[YOUR INSTRUCTIONS]: What you return must match the records exactly, except that the pictures are gone.

[GIVEN INFORMATION]:
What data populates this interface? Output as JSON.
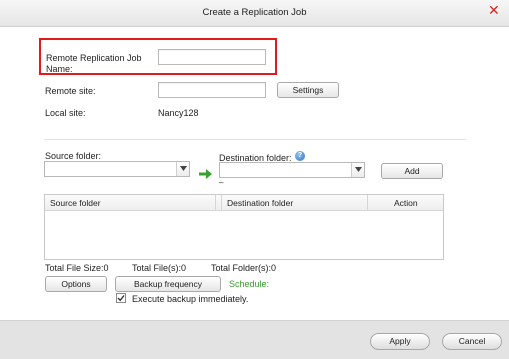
{
  "window": {
    "title": "Create a Replication Job"
  },
  "form": {
    "job_name_label": "Remote Replication Job Name:",
    "job_name_value": "",
    "remote_site_label": "Remote site:",
    "remote_site_value": "",
    "settings_button": "Settings",
    "local_site_label": "Local site:",
    "local_site_value": "Nancy128"
  },
  "folders": {
    "source_label": "Source folder:",
    "source_value": "",
    "destination_label": "Destination folder:",
    "destination_value": "",
    "destination_note": "–",
    "add_button": "Add"
  },
  "table": {
    "columns": [
      "Source folder",
      "Destination folder",
      "Action"
    ],
    "rows": []
  },
  "summary": {
    "total_file_size": "Total File Size:0",
    "total_files": "Total File(s):0",
    "total_folders": "Total Folder(s):0"
  },
  "options": {
    "options_button": "Options",
    "backup_frequency_button": "Backup frequency",
    "schedule_label": "Schedule:",
    "execute_immediately_label": "Execute backup immediately.",
    "execute_immediately_checked": true
  },
  "footer": {
    "apply_button": "Apply",
    "cancel_button": "Cancel"
  },
  "colors": {
    "highlight": "#e01b1b",
    "schedule": "#3c9a2e",
    "arrow": "#3aa12f",
    "close": "#d0281e"
  }
}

[WRITTEN RESPONSE]:
What data populates this interface? Output as JSON.
{
  "window": {
    "title": "Create a Replication Job"
  },
  "form": {
    "job_name_label": "Remote Replication Job Name:",
    "job_name_value": "",
    "remote_site_label": "Remote site:",
    "remote_site_value": "",
    "settings_button": "Settings",
    "local_site_label": "Local site:",
    "local_site_value": "Nancy128"
  },
  "folders": {
    "source_label": "Source folder:",
    "source_value": "",
    "destination_label": "Destination folder:",
    "destination_value": "",
    "destination_note": "–",
    "add_button": "Add"
  },
  "table": {
    "columns": [
      "Source folder",
      "Destination folder",
      "Action"
    ],
    "rows": []
  },
  "summary": {
    "total_file_size": "Total File Size:0",
    "total_files": "Total File(s):0",
    "total_folders": "Total Folder(s):0"
  },
  "options": {
    "options_button": "Options",
    "backup_frequency_button": "Backup frequency",
    "schedule_label": "Schedule:",
    "execute_immediately_label": "Execute backup immediately.",
    "execute_immediately_checked": true
  },
  "footer": {
    "apply_button": "Apply",
    "cancel_button": "Cancel"
  },
  "colors": {
    "highlight": "#e01b1b",
    "schedule": "#3c9a2e",
    "arrow": "#3aa12f",
    "close": "#d0281e"
  }
}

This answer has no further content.